Iran Cracks Down on Baha’i Community for Alleged Israel Ties
Although the Baha’i faith was founded and long centered in Iran, it has experienced varying degrees of persecution under each successive Iranian government.
Iran’s Baha’i community, by most accounts the country’s largest religious minority, has suffered from increasing persecution in recent months after a series of internal security failures led Iranian officials and commentators to accuse the group of sympathy for Israel.
The Baha’i World News Service reported on Wednesday that Iranian security forces had raided the village of Roushankouh in Iran’s northern Mazandaran province the previous day, confiscating around fifty acres of land from the local community and demolishing six houses. The report noted that the actions in Roushankouh marked only the latest incident in a weeks-long period of “intensifying persecution of the Baháʼís,” observing that more than one hundred members of the faith community had been arrested in Iran since June—many on unclear or unspecified charges.
“Given the Iranian government policy documents persecuting Baha’is, the international community must act immediately before it is too late,” Diane Ala’i, the representative of the “Baha’i International Community” to the United Nations in Geneva, said, according to the report.
The Baha’i faith, which claims to be the most recent in a series of revealed religions, including Islam, is considered blasphemous by many Muslims, who regard the Qur’an as God’s final message to humanity. Although the Baha’i faith was founded and long centered in Iran, it has experienced varying degrees of persecution under each successive Iranian government, beginning with the Qajar Dynasty during the nineteenth century and lasting until the Islamic Republic in the present. In its earliest post-1979 days, the theocratic government of Iran acted with particular brutality toward the Baha’i community, killing and imprisoning thousands. Although open warfare against the Baha’i has largely ceased, Tehran has since instituted a system of repression and de facto segregation excluding the religion’s adherents from many aspects of public life.
In addition to its other accusations against the Baha’i community, the Iranian government has long accused Baha’is of sympathy for Israel, where the religion’s formal headquarters is located. Outside observers have noted that crackdowns against Baha’i villages sometimes follow successful Israeli operations within Iran, most recently including a spate of assassinations of senior military personnel. Some scholars have also connected anti-Baha’i pogroms with economic downturns, suggesting that the Iranian government periodically targets the faith as a scapegoat for economic problems within the country.

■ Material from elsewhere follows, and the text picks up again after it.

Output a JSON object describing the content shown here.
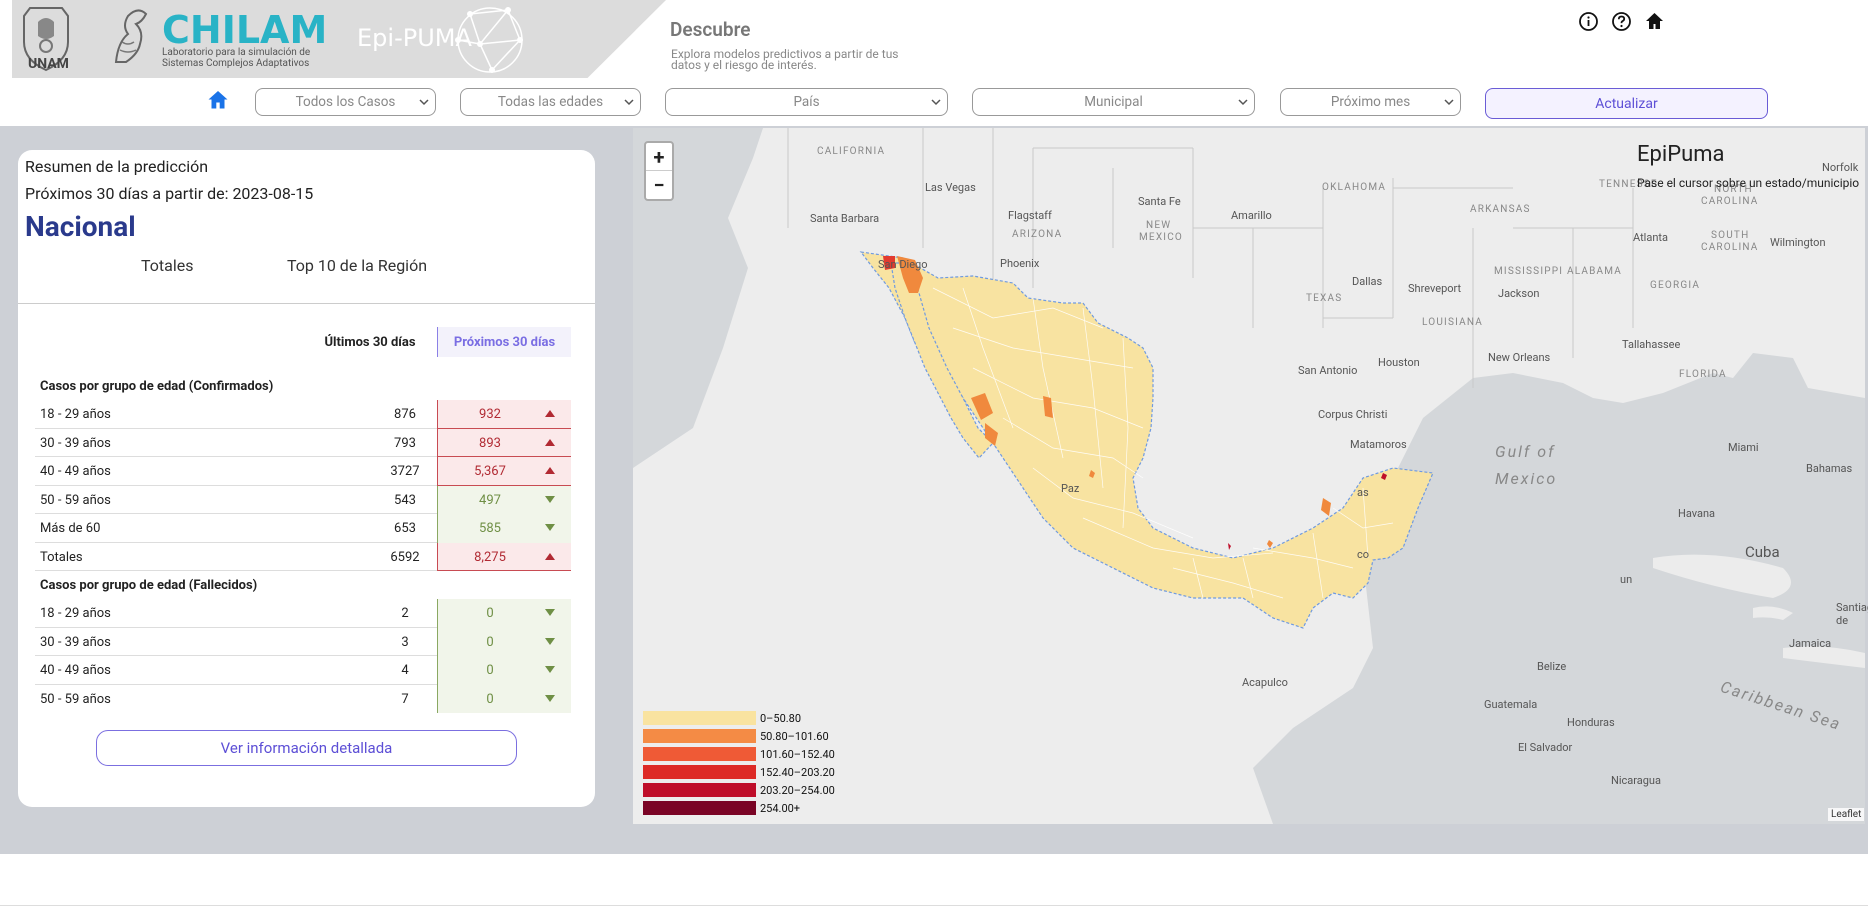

Today, there are an estimated five to eight million Baha’is in the world, the largest group of whom live in India. Despite challenges from Tehran, roughly 300,000 of the religion's adherents continue to live in Iran.
Trevor Filseth is a current and foreign affairs writer for the National Interest.